The boy in the striped pyjamas is a fictional story that offers a unique perspective on how prejudice, hatred and violence affect innocent people, particularly children, during wartime. Through the eyes of an 8-year-old boy largely shielded from the reality of World War II, we witness a forbidden friendship that forms between Bruno (Asa Butterfield), the son of Nazi commandant, and Schmuel (Jack Scanlon), a Jewish boy held captive in a concentration camp. Though the two are separated physically by a barbed wire fence, their lives become inescapably intertwined. The imagined story of Bruno and Schmuel sheds light on the brutality, senselessness and devastating consequences of war from an unusual point of view. Together, their tragic journey helps recall the millions of innocent victims of the Holocaust.
Theatrical propaganda posters
Target demographic movie keyword propaganda
- Film drama war Auschwitz Germany World War II Jew internment Nazi child Holocaust civilian children
Persons of interest
- Vera Farmiga
- David Thewlis
- Rupert Friend .... Lieutenant Kotler
- Richard Johnson
- Sheila Hancock
- Jim Norton
- David Heyman
- Asa Butterfield .... Bruno
- Cara Horgan .... Maria
- Amber Beattie .... Gretel
- Jack Scanlon .... Schmuel
- Béla Fesztbaum
- László Áron
- Henry Kingsmill
- Domonkos Meinberg
- Gábor Harsai
- Zsuzsa Holl
- Zac Mattoon O'Brien
- Domonkos Németh
- John Boyne .... Author
- Mark Herman .... Screenwriter
- Mark Herman .... Director
Cinematic intelligence sources
- The boy in the striped pyjamas official movie site
- The boy in the striped pyjamas film production notes
- The boy in the striped pyjamas QuickTime movie trailers
- Awards and film festivals:
- British Independent Film Awards 2008: Won: Best Performance by an Actress in a British Independent Film (Vera Farmiga)
- Studios and distributors:
Special Agent Matti
The boy in the striped pyjamas is the first film I've seen about children's experience of the Second World War (I vaguely remember The Flaxton Boys but that was TV and I've never even read The diary of Anne Frank - that would be rude). The best part of this film is that it's entirely from the kids' point of view. Adults tell lies and don't explain things properly. Children are dragged around the country with no say in the matter. Of course, it's all a metaphor, mixing the innocence of childhood with the innocence of the German people (no-one wrote on the voting forms that there'd be concentration camps, mass-murder or small men in big uniforms). The only thing that one can do with innocence is to take it away and this film does that in spades.

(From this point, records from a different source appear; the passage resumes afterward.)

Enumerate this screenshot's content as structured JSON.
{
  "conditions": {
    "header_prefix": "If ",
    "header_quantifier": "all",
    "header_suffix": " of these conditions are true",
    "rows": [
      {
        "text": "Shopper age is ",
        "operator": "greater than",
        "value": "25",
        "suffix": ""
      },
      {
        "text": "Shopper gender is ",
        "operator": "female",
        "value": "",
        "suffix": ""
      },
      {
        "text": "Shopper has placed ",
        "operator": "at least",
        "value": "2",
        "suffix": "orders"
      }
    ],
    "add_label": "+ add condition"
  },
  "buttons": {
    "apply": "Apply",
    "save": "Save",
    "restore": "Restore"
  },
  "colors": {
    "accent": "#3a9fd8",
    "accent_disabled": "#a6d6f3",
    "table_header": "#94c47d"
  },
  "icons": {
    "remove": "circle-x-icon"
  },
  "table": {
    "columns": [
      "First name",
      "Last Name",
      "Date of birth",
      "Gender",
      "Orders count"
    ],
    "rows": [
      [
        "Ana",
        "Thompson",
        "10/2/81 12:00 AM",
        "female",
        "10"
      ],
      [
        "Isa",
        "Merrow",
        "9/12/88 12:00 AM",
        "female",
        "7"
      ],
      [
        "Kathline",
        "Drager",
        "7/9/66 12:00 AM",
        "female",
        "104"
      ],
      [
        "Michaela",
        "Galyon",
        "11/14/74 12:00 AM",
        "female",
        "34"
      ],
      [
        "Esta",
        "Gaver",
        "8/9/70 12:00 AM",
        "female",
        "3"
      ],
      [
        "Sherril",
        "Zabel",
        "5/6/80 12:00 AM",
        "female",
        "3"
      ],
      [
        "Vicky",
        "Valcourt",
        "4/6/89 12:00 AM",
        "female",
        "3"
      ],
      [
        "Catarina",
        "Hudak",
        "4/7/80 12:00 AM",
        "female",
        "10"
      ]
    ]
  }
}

Be prepared for some horrendous irony.
Asa Butterfield and Jack Scanlon are perfectly innocent (ie not in the least bit sickly sweet, just lost in the brilliant summer of childhood), they're a joy to watch (especially with the added flavour of irony). The most awful performance goes to Rupert Friend as the Nazi chauffeur: he portrays the schizoid nature of the Nazis perfectly. Talk about scary (he's almost as good as Ben Kingsley in Sexy beast).

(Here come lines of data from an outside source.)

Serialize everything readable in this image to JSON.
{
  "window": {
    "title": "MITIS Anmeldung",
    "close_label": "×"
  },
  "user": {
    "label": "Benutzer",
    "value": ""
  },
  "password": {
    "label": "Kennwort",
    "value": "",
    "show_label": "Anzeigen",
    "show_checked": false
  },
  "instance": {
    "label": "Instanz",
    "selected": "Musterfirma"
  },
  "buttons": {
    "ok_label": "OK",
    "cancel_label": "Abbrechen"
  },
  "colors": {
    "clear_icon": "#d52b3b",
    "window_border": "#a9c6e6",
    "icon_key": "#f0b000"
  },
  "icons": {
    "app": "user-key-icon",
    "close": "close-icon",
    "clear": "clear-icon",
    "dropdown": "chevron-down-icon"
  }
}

The boy in the striped pyjamas is one of the few films that I would enjoy watching again (and again) because it's not about twists - from the first frame you know what is going to happen in the last scene - it's written with the full awareness that history provides in re Jews, Germans and everyone's favourite Austrian interior decorator. John Boyne has written a story about children that adults read with the full knowledge of the Holocaust. The failure of the children to understand what is happening to them provides such a delicious irony that I want to go back for more. It's not surprising that this is a British film and not a Hollywood one.
The drama, war movie The boy in the striped pyjamas is directed by Mark Herman and stars David Thewlis, Jack Scanlon, Asa Butterfield.

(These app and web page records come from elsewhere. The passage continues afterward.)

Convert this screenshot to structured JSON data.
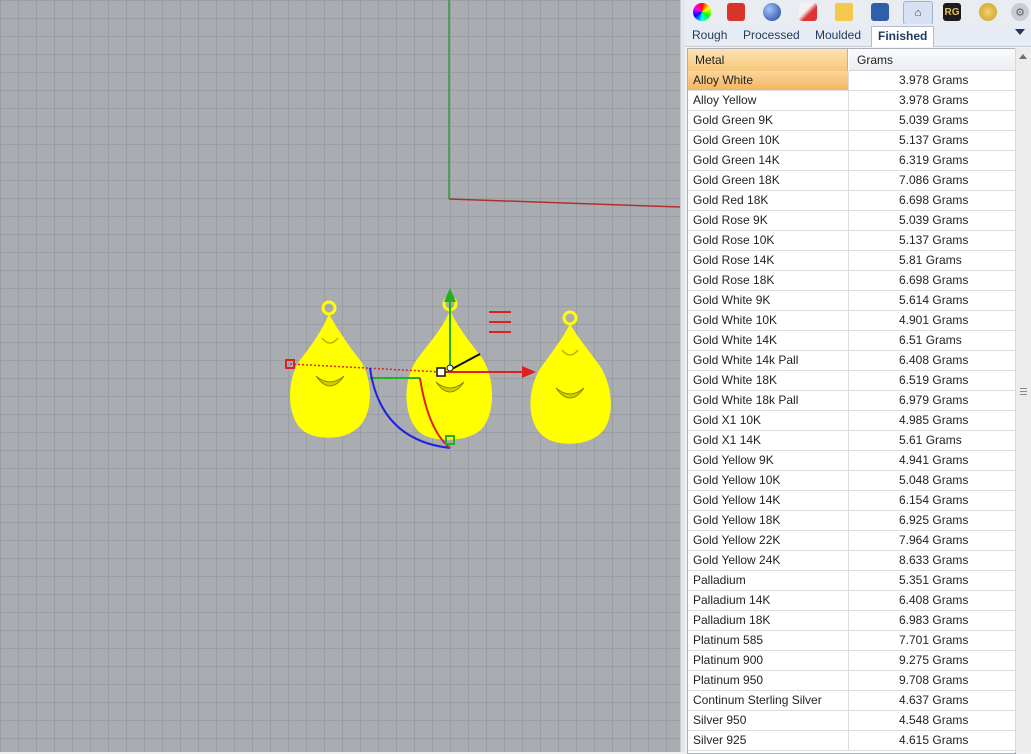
{
  "toolbar": {
    "icons": [
      "color-wheel-icon",
      "gem-shield-icon",
      "sphere-icon",
      "pen-icon",
      "folder-icon",
      "image-icon",
      "weight-basket-icon",
      "rg-logo-icon",
      "gold-disc-icon",
      "settings-gear-icon"
    ],
    "rg_label": "RG"
  },
  "tabs": [
    {
      "label": "Rough"
    },
    {
      "label": "Processed"
    },
    {
      "label": "Moulded"
    },
    {
      "label": "Finished",
      "active": true
    }
  ],
  "table": {
    "columns": [
      "Metal",
      "Grams"
    ],
    "selected_index": 0,
    "rows": [
      {
        "metal": "Alloy White",
        "grams": "3.978 Grams"
      },
      {
        "metal": "Alloy Yellow",
        "grams": "3.978 Grams"
      },
      {
        "metal": "Gold Green 9K",
        "grams": "5.039 Grams"
      },
      {
        "metal": "Gold Green 10K",
        "grams": "5.137 Grams"
      },
      {
        "metal": "Gold Green 14K",
        "grams": "6.319 Grams"
      },
      {
        "metal": "Gold Green 18K",
        "grams": "7.086 Grams"
      },
      {
        "metal": "Gold Red 18K",
        "grams": "6.698 Grams"
      },
      {
        "metal": "Gold Rose 9K",
        "grams": "5.039 Grams"
      },
      {
        "metal": "Gold Rose 10K",
        "grams": "5.137 Grams"
      },
      {
        "metal": "Gold Rose 14K",
        "grams": "5.81 Grams"
      },
      {
        "metal": "Gold Rose 18K",
        "grams": "6.698 Grams"
      },
      {
        "metal": "Gold White 9K",
        "grams": "5.614 Grams"
      },
      {
        "metal": "Gold White 10K",
        "grams": "4.901 Grams"
      },
      {
        "metal": "Gold White 14K",
        "grams": "6.51 Grams"
      },
      {
        "metal": "Gold White 14k Pall",
        "grams": "6.408 Grams"
      },
      {
        "metal": "Gold White 18K",
        "grams": "6.519 Grams"
      },
      {
        "metal": "Gold White 18k Pall",
        "grams": "6.979 Grams"
      },
      {
        "metal": "Gold X1 10K",
        "grams": "4.985 Grams"
      },
      {
        "metal": "Gold X1 14K",
        "grams": "5.61 Grams"
      },
      {
        "metal": "Gold Yellow 9K",
        "grams": "4.941 Grams"
      },
      {
        "metal": "Gold Yellow 10K",
        "grams": "5.048 Grams"
      },
      {
        "metal": "Gold Yellow 14K",
        "grams": "6.154 Grams"
      },
      {
        "metal": "Gold Yellow 18K",
        "grams": "6.925 Grams"
      },
      {
        "metal": "Gold Yellow 22K",
        "grams": "7.964 Grams"
      },
      {
        "metal": "Gold Yellow 24K",
        "grams": "8.633 Grams"
      },
      {
        "metal": "Palladium",
        "grams": "5.351 Grams"
      },
      {
        "metal": "Palladium 14K",
        "grams": "6.408 Grams"
      },
      {
        "metal": "Palladium 18K",
        "grams": "6.983 Grams"
      },
      {
        "metal": "Platinum 585",
        "grams": "7.701 Grams"
      },
      {
        "metal": "Platinum 900",
        "grams": "9.275 Grams"
      },
      {
        "metal": "Platinum 950",
        "grams": "9.708 Grams"
      },
      {
        "metal": "Continum Sterling Silver",
        "grams": "4.637 Grams"
      },
      {
        "metal": "Silver 950",
        "grams": "4.548 Grams"
      },
      {
        "metal": "Silver 925",
        "grams": "4.615 Grams"
      }
    ]
  },
  "viewport": {
    "objects": [
      "earring-pendant",
      "earring-pendant",
      "earring-pendant"
    ],
    "colors": {
      "object": "#ffff00",
      "x_axis": "#e02020",
      "y_axis": "#20a020",
      "z_axis": "#2020e0",
      "grid": "#9a9da2",
      "background": "#a9acb1"
    }
  }
}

Government security censorship classification
M (Holocaust themes)
94 minutes (1:34 hours)
Not for public release in Australia before date
Film: 23 April 2009